There are different factors that may influence selective perception. Basically, all of a human's previous experience have an effect on his selective perception mechanism. According to advertising researcher Seymour Smith, people screen out advertisements depending on their beliefs, attitudes, conditioning, habits, usage preferences, and others. Biological factors such as gender, age, and race may also affect selective perception. In addition to these, an individual's needs, expectations and emotional states have heavy influences on what he or she "chooses" to perceive.
There are two types of selective perception: perceptual vigilance and perceptual defense. The low level of selective perception, perceptual vigilance refers to the process in which the individual notices and recognizes the stimuli that may be significant to him at some degree. On the other hand, perceptual defense occurs in an attempt of a person to create a barrier between him and the stimuli so that he could protect himself from having awareness of it. More often than not, these stimuli are perceived to be threatening or unpleasant, such as obscene words and violent actions. This is the high level of selective perception wherein violent actions are not accurately seen or foul words are not precisely heard. Researchers say that people with high level perceptual defense have a strong "perceptual wall" which serves as the filtering mechanism, making them unable to perceive unwanted stimuli.
Selective perception, when done consciously, may lead to "seeing" things that the person wants to and disregarding the opposite of such. A classic research on selective perception included subjects from Princeton University and Darthmouth University. The respondents were asked to watch a film of a football game between Princeton and Dartmouth. The results showed that the Dartmouth subjects reported noticing almost twice as much infraction in the rules by the Princeton team as that which was perceived by the Princeton viewers regarding the Dartmouth team. In this case, the subjects experience selective perception relative to the opposing team.
Selective Perception Tests
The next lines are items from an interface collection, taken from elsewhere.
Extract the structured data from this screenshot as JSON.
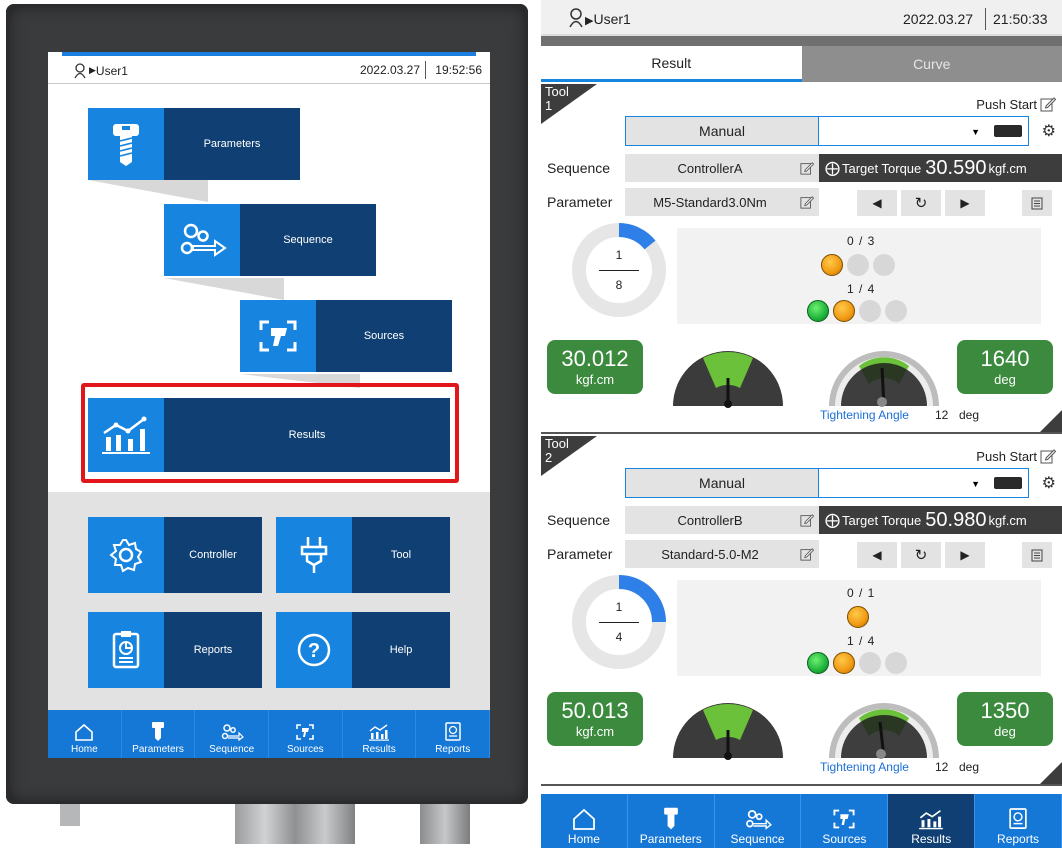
{
  "left_device": {
    "status": {
      "user": "User1",
      "date": "2022.03.27",
      "time": "19:52:56"
    },
    "menu": {
      "parameters": "Parameters",
      "sequence": "Sequence",
      "sources": "Sources",
      "results": "Results",
      "controller": "Controller",
      "tool": "Tool",
      "reports": "Reports",
      "help": "Help"
    },
    "nav": [
      "Home",
      "Parameters",
      "Sequence",
      "Sources",
      "Results",
      "Reports"
    ]
  },
  "right_panel": {
    "status": {
      "user": "User1",
      "date": "2022.03.27",
      "time": "21:50:33"
    },
    "tabs": {
      "result": "Result",
      "curve": "Curve"
    },
    "common": {
      "push_start": "Push Start",
      "sequence_label": "Sequence",
      "parameter_label": "Parameter",
      "target_label": "Target Torque",
      "angle_label": "Tightening Angle",
      "angle_unit": "deg"
    },
    "tools": [
      {
        "name": "Tool",
        "number": "1",
        "mode": "Manual",
        "sequence": "ControllerA",
        "parameter": "M5-Standard3.0Nm",
        "target_value": "30.590",
        "target_unit": "kgf.cm",
        "count_num": "1",
        "count_den": "8",
        "frac_top": "0 / 3",
        "frac_bottom": "1 / 4",
        "torque": "30.012",
        "torque_unit": "kgf.cm",
        "angle": "1640",
        "angle_box_unit": "deg",
        "tightening_angle": "12"
      },
      {
        "name": "Tool",
        "number": "2",
        "mode": "Manual",
        "sequence": "ControllerB",
        "parameter": "Standard-5.0-M2",
        "target_value": "50.980",
        "target_unit": "kgf.cm",
        "count_num": "1",
        "count_den": "4",
        "frac_top": "0 / 1",
        "frac_bottom": "1 / 4",
        "torque": "50.013",
        "torque_unit": "kgf.cm",
        "angle": "1350",
        "angle_box_unit": "deg",
        "tightening_angle": "12"
      }
    ],
    "nav": [
      "Home",
      "Parameters",
      "Sequence",
      "Sources",
      "Results",
      "Reports"
    ]
  },
  "colors": {
    "accent": "#1785e0",
    "navy": "#0f3f73",
    "highlight": "#e0161a",
    "ok_green": "#3b8a3e"
  }
}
Since the early 21st century, many researchers performed experiments and studies to develop more knowledge regarding the concept of selective perception. In 1999, psychologists Daniel called "The Invisible Gorilla Test", which revealed that people can be concentrated on one stimulus or situation and become "blind" to an incoming or unexpected situation. This effect was termed as "inattentional blindness". Watch the test here.
This means you're free to copy, share and adapt any parts (or all) of the text in the article, as long as you give appropriate credit and provide a link/reference to this page.
That is it. You don't need our permission to copy the article; just include a link/reference back to this page. You can use it freely (with some kind of link), and we're also okay with people reprinting in publications like books, blogs, newsletters, course-material, papers, wikipedia and presentations (with clear attribution).